The 2019 Women Deliver Conference was the world’s largest conference on gender equality and the health, rights and wellbeing of girls and women in the 21st century. More than 6,000 world leaders, influencers, advocates, academics, activists and journalists convened in Vancouver this week to accelerate progress for girls and women everywhere. To celebrate, Ms. is posting updates from the front lines.
Women Deliver, Girl Effect and the Government of Canada (Global Affairs Canada) announced a new research initiative Wednesday focused on engaging young people as researchers and advocates around sexual and reproductive health and rights.
The multi-country project will take place in India, Malawi and Rwanda and will engage youth as advisors, researchers and advocates. The initiative aims to generate insights that will shape the investment case for youth-friendly SRHR interventions—such as modern contraception or gender-based violence counseling. In addition, the results will equip young activists with the evidence needed to carry forward their own advocacy efforts.
“If we want youth policies and programs to work, and get bang for our investment buck, we need to involve youth all the way,” Katja Iversen, President/CEO of Women Deliver, said in a statement. “They are the experts on their own lives, and know what they need. They are the game-changers and the best spokespersons for their sexual and reproductive health and rights. Youth are the key to success, and we need to listen, learn, involve and take action accordingly.”
The project will rely on Girl Effect’s award-winning Technology Enabled Girl Ambassadors (TEGA) program—a mobile-based peer-to-peer research methodology where young women are trained to become fully qualified researchers within their communities.
“Our sector needs accurate, fast and authentic data and insights about young people, and the unique challenges they face, in order to design, iterate and evaluate programs to ensure they’re as effective as possible,” Jessica Odede, CEO of Girl Effect, explained. “TEGA’s unique approach unlocks conversations that might otherwise be lost or not included when collecting data in traditional ways, and ensures even the hardest to reach voices are included. Better yet, the TEGA program is a form of employment and empowerment for our young researchers too.”
Multiple data and knowledge gaps remain regarding youth sexual and reproductive health. Young people are often not engaged in shaping health services due to systematic barriers and persistent marginalization, even though initiatives that engage them throughout have the potential to better address the needs of communities in a sustainable way.
New research, funded by Global Affairs Canada, will equip decision-makers with the information they need to create more inclusive health systems. Through consultations, young people will be shaping the primary research question, and TEGAs will collect the corresponding data.
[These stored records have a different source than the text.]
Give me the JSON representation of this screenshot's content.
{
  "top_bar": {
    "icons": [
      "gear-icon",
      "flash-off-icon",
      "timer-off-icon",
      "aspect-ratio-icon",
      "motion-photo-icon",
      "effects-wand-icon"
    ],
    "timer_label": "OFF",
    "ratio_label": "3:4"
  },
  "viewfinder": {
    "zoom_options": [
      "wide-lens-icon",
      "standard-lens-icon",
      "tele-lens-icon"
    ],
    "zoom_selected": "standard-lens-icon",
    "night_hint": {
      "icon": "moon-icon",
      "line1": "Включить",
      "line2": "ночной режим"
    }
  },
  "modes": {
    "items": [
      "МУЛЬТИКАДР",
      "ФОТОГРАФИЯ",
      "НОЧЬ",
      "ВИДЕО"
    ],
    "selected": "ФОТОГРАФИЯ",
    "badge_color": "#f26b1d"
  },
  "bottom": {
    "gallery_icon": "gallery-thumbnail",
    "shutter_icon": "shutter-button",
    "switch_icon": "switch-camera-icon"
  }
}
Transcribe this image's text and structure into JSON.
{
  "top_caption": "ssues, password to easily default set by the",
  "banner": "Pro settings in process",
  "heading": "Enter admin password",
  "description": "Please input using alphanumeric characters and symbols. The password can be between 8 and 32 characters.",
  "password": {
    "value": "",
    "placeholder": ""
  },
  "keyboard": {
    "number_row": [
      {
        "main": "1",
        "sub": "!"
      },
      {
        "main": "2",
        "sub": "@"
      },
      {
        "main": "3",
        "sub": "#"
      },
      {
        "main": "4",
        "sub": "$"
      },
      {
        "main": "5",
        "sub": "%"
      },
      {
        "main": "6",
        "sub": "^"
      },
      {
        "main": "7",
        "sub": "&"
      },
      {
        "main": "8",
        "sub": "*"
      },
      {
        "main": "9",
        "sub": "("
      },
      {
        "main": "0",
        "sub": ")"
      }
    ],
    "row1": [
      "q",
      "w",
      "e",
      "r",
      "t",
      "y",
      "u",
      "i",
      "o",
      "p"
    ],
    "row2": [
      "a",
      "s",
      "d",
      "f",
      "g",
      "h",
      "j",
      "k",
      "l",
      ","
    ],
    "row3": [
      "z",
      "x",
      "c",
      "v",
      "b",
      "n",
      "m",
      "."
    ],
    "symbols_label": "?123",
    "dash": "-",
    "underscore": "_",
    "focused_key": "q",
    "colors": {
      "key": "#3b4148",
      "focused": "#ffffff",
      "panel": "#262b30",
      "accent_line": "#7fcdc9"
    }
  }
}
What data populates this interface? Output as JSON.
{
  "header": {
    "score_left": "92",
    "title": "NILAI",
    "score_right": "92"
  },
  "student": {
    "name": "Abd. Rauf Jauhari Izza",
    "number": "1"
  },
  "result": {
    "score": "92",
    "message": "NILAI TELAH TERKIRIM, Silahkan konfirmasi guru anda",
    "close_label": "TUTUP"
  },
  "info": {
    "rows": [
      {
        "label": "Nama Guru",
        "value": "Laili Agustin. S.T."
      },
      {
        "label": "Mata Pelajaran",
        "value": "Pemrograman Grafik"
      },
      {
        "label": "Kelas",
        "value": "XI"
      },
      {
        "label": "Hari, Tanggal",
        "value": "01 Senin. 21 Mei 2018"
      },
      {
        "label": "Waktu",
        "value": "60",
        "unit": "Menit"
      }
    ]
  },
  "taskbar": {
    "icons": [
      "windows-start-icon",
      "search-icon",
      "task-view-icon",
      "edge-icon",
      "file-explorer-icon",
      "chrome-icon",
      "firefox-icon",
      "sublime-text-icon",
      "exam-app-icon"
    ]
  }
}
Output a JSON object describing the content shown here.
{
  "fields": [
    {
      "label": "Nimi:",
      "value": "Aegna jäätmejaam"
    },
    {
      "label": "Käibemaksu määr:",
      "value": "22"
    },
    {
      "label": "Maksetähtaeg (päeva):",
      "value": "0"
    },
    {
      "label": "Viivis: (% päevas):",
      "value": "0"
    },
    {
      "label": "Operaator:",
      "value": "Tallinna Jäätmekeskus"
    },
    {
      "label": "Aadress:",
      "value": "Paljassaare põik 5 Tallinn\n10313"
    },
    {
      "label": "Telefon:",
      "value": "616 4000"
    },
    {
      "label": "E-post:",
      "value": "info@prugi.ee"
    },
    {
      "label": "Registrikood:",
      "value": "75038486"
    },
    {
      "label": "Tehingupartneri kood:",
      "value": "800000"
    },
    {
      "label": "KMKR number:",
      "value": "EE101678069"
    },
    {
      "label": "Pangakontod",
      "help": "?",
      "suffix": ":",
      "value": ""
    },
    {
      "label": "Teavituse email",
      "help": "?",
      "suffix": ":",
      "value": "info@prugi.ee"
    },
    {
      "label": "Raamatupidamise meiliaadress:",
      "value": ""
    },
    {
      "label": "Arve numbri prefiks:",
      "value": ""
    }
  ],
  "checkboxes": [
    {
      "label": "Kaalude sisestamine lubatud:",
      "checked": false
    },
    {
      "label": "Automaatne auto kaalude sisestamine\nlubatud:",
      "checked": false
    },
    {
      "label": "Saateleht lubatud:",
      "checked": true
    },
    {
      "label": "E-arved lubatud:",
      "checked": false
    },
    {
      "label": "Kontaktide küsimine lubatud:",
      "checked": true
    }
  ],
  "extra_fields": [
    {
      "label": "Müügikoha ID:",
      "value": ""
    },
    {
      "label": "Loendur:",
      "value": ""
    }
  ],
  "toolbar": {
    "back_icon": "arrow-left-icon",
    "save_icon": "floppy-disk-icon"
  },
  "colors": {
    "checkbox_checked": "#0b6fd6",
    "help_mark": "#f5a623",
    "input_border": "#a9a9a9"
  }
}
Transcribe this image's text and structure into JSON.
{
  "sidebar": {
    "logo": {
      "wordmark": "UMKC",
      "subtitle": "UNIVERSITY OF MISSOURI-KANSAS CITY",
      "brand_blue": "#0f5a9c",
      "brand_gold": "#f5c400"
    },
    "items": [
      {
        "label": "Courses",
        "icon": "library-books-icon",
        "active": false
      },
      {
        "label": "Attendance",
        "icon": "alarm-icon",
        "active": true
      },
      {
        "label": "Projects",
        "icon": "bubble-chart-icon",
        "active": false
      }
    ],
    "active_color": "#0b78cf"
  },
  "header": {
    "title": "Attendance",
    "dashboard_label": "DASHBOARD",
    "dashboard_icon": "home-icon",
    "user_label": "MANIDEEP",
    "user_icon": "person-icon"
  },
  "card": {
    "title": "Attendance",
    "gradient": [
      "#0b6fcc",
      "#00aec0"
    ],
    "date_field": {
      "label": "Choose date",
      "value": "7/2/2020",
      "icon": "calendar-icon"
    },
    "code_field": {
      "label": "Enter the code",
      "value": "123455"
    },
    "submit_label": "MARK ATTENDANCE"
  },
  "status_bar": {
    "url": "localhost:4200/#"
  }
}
A Youth Advisory Board on research will also facilitate input from Women Deliver Young Leaders—outstanding young advocates for gender equality and the health and rights of girls and women—on the initiative.
“Applying meaningful youth engagement to the research process, including implementation and dissemination, shifts power to young people themselves,” said Sruthi Chandrasekaran, researcher at Ibis Reproductive Health and Women Deliver Young Leader, in a statement. “Our movement must honor and trust young people as experts of their own sexual and reproductive rights.”
The initial research findings will be shared at the 25th Anniversary of the International Conference for Population and Development in Nairobi, Kenya.
“This research will come at a critical time in the world’s effort to achieve the Sustainable Development Goals,” noted the Honorable Maryam Monsef, Canada’s Minister of International Development and Minister for Women and Gender Equality. “By meaningfully engaging young people in research, we are better equipped to respond to adolescents’ sexual and reproductive health needs—which in turn creates healthier, more prosperous societies.”
Working alongside Global Affairs Canada and Girl Effect, Women Deliver will share this research with key decision-makers and policymakers—advocating for not only youth-vetted improvements to health services, but the consistent engagement of youth in the development of future SRHR programs. The findings will also inform advocacy and accountability efforts from the community level to the national level, which could range from consultations with policymakers to developing guidelines that require youth input on programs intended to serve them.
Communities and governments stand to gain a healthier and more engaged generation of youth in the process.